Ashley Chesters is in esteemed company. By retaining his European Amateur title last August, the 25-year-old became the third amateur after Tiger Woods and Edoardo Molinari to qualify for back-to-back Opens. We caught up with him at his home club, Hawkstone Park in Shropshire, to get his thoughts on last year at Hoylake and the game plan for St Andrews.
Let’s go back to last year at Hoylake. You got off to a flier - two-under and tied 19th after round one…
Yeah I birdied the first! The weather was great that morning, no wind, sunny, perfect for scoring. I got in afterwards and looked at the scores on the SkySportsNews app and there was a big headline on me so that was a bit strange! I was playing well at the time and the weather wasn’t difficult so 70 didn’t shock me.
You missed the cut by one shot…
Yeah. The drive home wasn’t particularly nice and watching it on telly over the weekend was even worse. Hopefully I can go one better this year.
What did you take from the week?
Playing in front of the crowds was the best bit because when we play amateur stuff there’s barely anyone watching. I teed off at 7:30am on the first morning and had it in my head that there would be nobody there because it was so early, but when I got there the stand was absolutely rammed! I’ve never been great playing in strong winds but I’ve been working on that and it’s been getting a lot better. The other thing is short game. My putting from off the green is pretty good but improving my chipping off the tight lies was something I wanted to improve and I have.
You retained the European Amateur title to qualify for St Andrews…
It was a crazy week. I wasn’t even thinking about winning again but had a good third round to get into contention. We played eight holes and got called in for bad weather and I was a few behind. The next morning we went out to finish and the weather was lovely. I played quite well, thought I’d be a few behind and it turned out I was three ahead! Sunday afternoon was really strong winds but I didn’t do a lot wrong. I was relaxed until the last two holes.
So what happened on 17?
I stood there and saw on the leaderboard that I had a seven-shot lead. It’s a 200-yard par three, straight into a gale and uphill with the green sloping from back to front. I hit 3-wood to get it up there but absolutely killed it to the back edge so had a putt straight down the green. I was looking at it thinking, ‘It’s easy to knock this off the green’ and, looking back, that’s what I should have done because I wouldn’t have four-putted! I still had a good lead going up the last and I needed it because I chunked my 9-iron approach and took three more from the front edge! It wasn’t pretty but I got it done.
That was last August so what’s happened since?
I went to Tour School and didn’t do great but I wasn’t too fussed because I knew if I had I wouldn’t get to play in the Open again.

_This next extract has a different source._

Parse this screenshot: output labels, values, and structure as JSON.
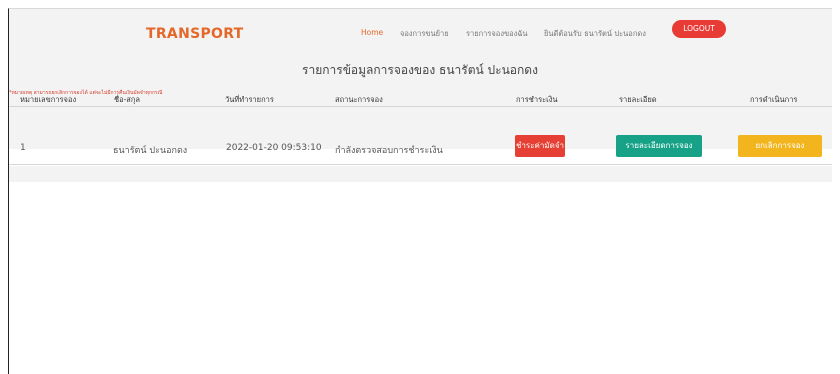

I had the winter with England Golf, going to Peru for the South American Amateur with them, then playing the Portuguese and Spanish Amateurs and the Nations Cup. I finished in the top 10 in all of those and we won the Nations Cup so it’s been pretty good.
You had lots of travelling support from Hawkstone last year, same this time?
It’s a bit further so I don’t think they’ll be hiring a coach this time! But there will be lots of family with me. My caddie, coach, mum, dad, girlfriend, sister, her boyfriend and my aunt will all be there. We’re staying in a little cottage all week, about 20 minutes away from the course.
How does the Old Course set up for you?
I like it but everybody says how easy it is and I’m not convinced by that. It’s fairly wide but whenever I’ve played it the back nine has been straight into the wind. The last hole isn’t hard but holes 13 to 17 are really tough if it’s blowing. I like it because it’s different to anywhere else. I could play 1, 17 and 18 all day long - they’re probably my three favourite holes in golf.
What’s your record like around there?
Not great! In the Links Trophy last year I got the worst part of the draw which isn’t a great excuse but I was out when it was really wet. I think I’ve only made the cut once out of three or four times. A lot of it is hitting the right side of some of the slopes. It seems easy during practice because they put flags in the flat spots but when they start putting them behind some of the hills and things you have to really know where to miss it.
How will you feel on that first tee?
Everybody talks about the room left but that might make it worse! I’ll be pretty nervous and my legs were shaking at Liverpool. Last year I hadn’t got a clue but I know now that I can cope after shooting 70 first round last time.
Any special preparations?
One of the England lads, Jimmy Mullen, his caddie is a St Andrews caddie so at the Links Trophy I’ll play a practice round with him and get as much information as I possibly can (Chesters finished 30th of 144 competitors at the St Andrews Links Trophy in June). That could be invaluable. Last year a shot was the difference between making and missing the cut for me and he could save me that.
What’s the aim?
Just to play well. Last year I played well and holed a few putts. I remember getting one at 17 with a big stand behind the green and the cheers were incredible! I just want to play well and wherever that puts me is fine, if it makes the cut even better.
What does the future hold?
I want to play Walker Cup and then I’ll look at turning pro. I would like to do that pretty soon but if I have to wait it’s fine. People say I’m old at 25 and I guess I am compared to lots of amateurs but the average age on Tour is about 34 so I’m in no rush.